Every line of the material below that contains the string "Hisense" must appear in the answer.

___ Listed records

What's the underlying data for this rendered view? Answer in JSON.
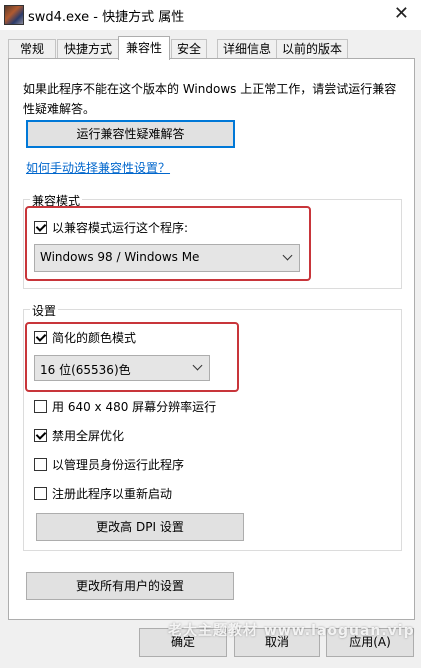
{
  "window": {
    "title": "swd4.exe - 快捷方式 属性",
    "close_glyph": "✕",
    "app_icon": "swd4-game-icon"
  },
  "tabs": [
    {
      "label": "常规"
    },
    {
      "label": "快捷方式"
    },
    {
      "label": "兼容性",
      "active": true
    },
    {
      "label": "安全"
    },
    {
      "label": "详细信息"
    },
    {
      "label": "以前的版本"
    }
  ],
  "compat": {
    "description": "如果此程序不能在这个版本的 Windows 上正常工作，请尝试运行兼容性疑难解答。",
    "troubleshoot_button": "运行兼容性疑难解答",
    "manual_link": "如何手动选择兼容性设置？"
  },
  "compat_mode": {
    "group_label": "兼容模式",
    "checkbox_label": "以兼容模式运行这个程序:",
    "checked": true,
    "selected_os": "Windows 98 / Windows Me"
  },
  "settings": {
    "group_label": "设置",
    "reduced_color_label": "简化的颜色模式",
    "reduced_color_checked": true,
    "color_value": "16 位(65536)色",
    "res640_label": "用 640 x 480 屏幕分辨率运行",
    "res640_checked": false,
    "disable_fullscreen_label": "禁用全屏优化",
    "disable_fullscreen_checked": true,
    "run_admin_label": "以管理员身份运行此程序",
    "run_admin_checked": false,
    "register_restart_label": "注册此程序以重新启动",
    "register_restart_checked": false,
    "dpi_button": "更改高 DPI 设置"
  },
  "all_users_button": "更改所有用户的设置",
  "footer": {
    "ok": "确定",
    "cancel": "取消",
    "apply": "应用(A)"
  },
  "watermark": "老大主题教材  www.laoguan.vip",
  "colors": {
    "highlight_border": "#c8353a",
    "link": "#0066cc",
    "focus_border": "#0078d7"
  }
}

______
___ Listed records

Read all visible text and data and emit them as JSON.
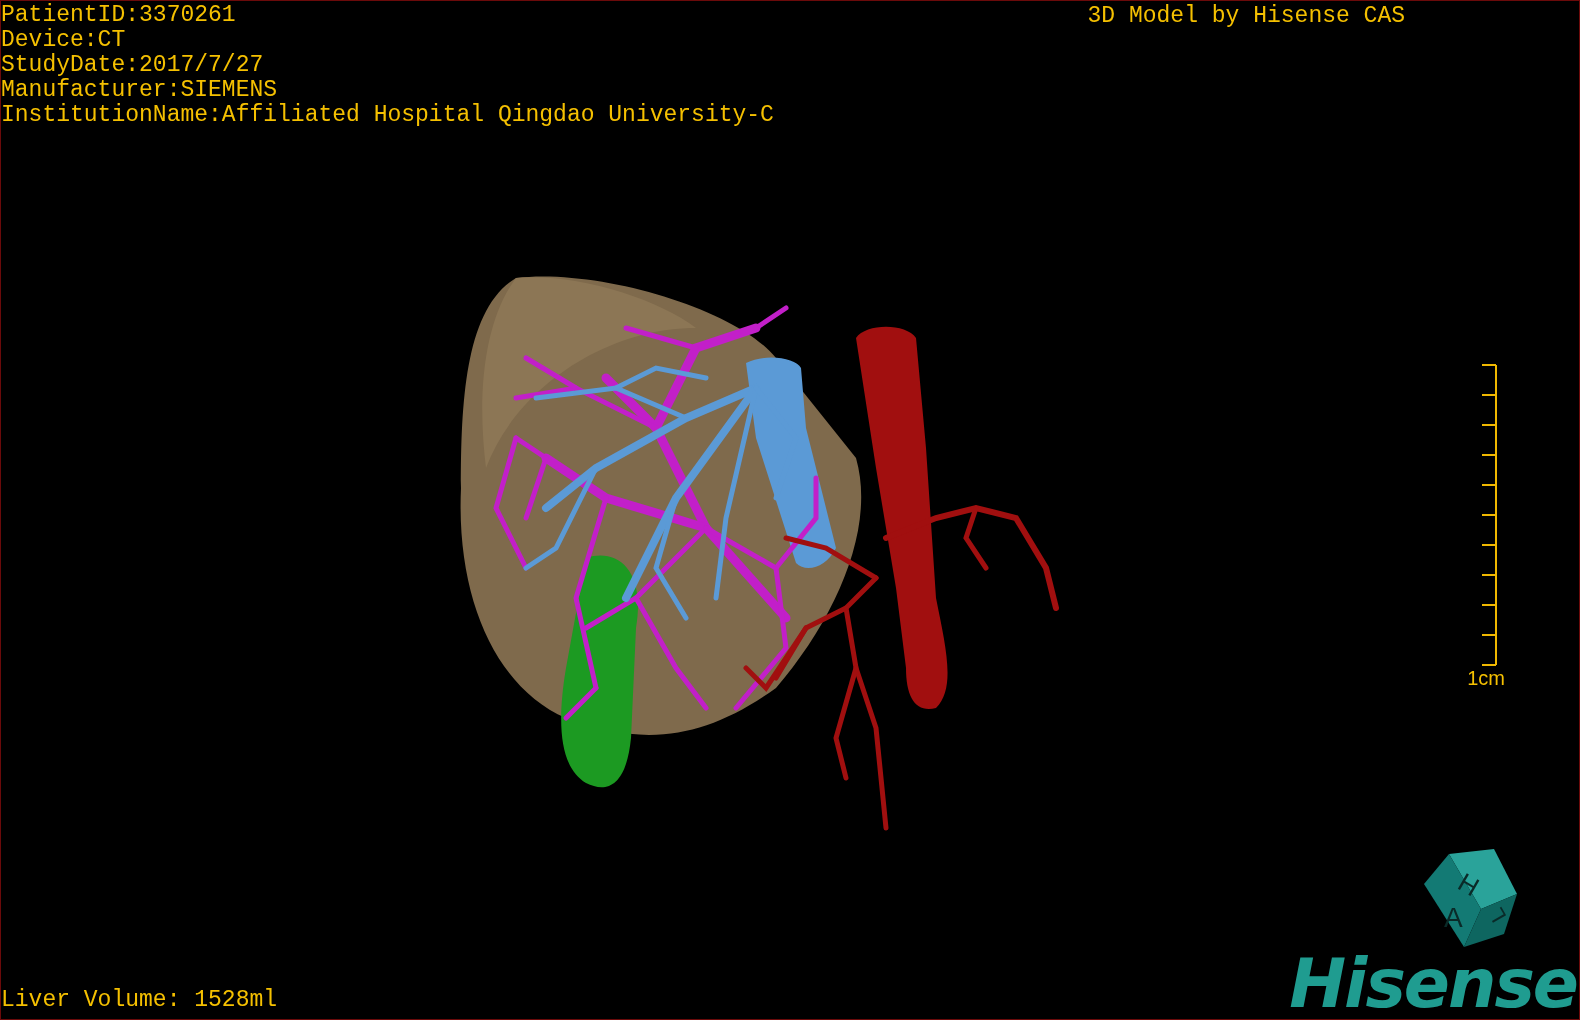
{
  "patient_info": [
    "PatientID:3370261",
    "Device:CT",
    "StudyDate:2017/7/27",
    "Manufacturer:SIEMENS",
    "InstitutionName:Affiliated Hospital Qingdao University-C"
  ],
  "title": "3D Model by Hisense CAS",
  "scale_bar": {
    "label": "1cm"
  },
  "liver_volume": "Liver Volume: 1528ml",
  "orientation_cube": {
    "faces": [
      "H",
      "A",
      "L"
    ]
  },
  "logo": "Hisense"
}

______

Output below >>
  "title": "3D Model by Hisense CAS",
  "logo": "Hisense"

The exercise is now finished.